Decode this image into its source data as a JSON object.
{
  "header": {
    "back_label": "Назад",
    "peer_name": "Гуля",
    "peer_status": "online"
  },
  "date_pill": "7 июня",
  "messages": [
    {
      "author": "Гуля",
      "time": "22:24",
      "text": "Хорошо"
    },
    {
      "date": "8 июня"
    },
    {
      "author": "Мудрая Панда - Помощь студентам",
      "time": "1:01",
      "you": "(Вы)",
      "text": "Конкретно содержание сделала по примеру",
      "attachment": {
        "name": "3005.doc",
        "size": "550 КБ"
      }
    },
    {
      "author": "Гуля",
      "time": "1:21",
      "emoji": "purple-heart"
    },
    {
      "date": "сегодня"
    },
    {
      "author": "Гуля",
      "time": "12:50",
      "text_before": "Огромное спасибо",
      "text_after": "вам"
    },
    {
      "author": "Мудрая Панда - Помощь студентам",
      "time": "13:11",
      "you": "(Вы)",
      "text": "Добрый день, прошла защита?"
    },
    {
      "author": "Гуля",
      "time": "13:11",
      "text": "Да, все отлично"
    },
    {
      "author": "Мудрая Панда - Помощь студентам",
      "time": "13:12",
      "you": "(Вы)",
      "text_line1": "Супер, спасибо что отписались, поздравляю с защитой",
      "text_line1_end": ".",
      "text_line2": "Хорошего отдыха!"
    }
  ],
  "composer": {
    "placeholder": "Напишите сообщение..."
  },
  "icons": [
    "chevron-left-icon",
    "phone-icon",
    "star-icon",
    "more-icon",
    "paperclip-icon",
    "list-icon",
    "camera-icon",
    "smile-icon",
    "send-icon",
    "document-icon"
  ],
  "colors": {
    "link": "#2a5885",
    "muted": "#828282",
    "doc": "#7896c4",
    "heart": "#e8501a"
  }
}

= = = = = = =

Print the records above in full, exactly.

Decode this image into its source data as a JSON object.
{
  "header": {
    "back_label": "Назад",
    "peer_name": "Гуля",
    "peer_status": "online"
  },
  "date_pill": "7 июня",
  "messages": [
    {
      "author": "Гуля",
      "time": "22:24",
      "text": "Хорошо"
    },
    {
      "date": "8 июня"
    },
    {
      "author": "Мудрая Панда - Помощь студентам",
      "time": "1:01",
      "you": "(Вы)",
      "text": "Конкретно содержание сделала по примеру",
      "attachment": {
        "name": "3005.doc",
        "size": "550 КБ"
      }
    },
    {
      "author": "Гуля",
      "time": "1:21",
      "emoji": "purple-heart"
    },
    {
      "date": "сегодня"
    },
    {
      "author": "Гуля",
      "time": "12:50",
      "text_before": "Огромное спасибо",
      "text_after": "вам"
    },
    {
      "author": "Мудрая Панда - Помощь студентам",
      "time": "13:11",
      "you": "(Вы)",
      "text": "Добрый день, прошла защита?"
    },
    {
      "author": "Гуля",
      "time": "13:11",
      "text": "Да, все отлично"
    },
    {
      "author": "Мудрая Панда - Помощь студентам",
      "time": "13:12",
      "you": "(Вы)",
      "text_line1": "Супер, спасибо что отписались, поздравляю с защитой",
      "text_line1_end": ".",
      "text_line2": "Хорошего отдыха!"
    }
  ],
  "composer": {
    "placeholder": "Напишите сообщение..."
  },
  "icons": [
    "chevron-left-icon",
    "phone-icon",
    "star-icon",
    "more-icon",
    "paperclip-icon",
    "list-icon",
    "camera-icon",
    "smile-icon",
    "send-icon",
    "document-icon"
  ],
  "colors": {
    "link": "#2a5885",
    "muted": "#828282",
    "doc": "#7896c4",
    "heart": "#e8501a"
  }
}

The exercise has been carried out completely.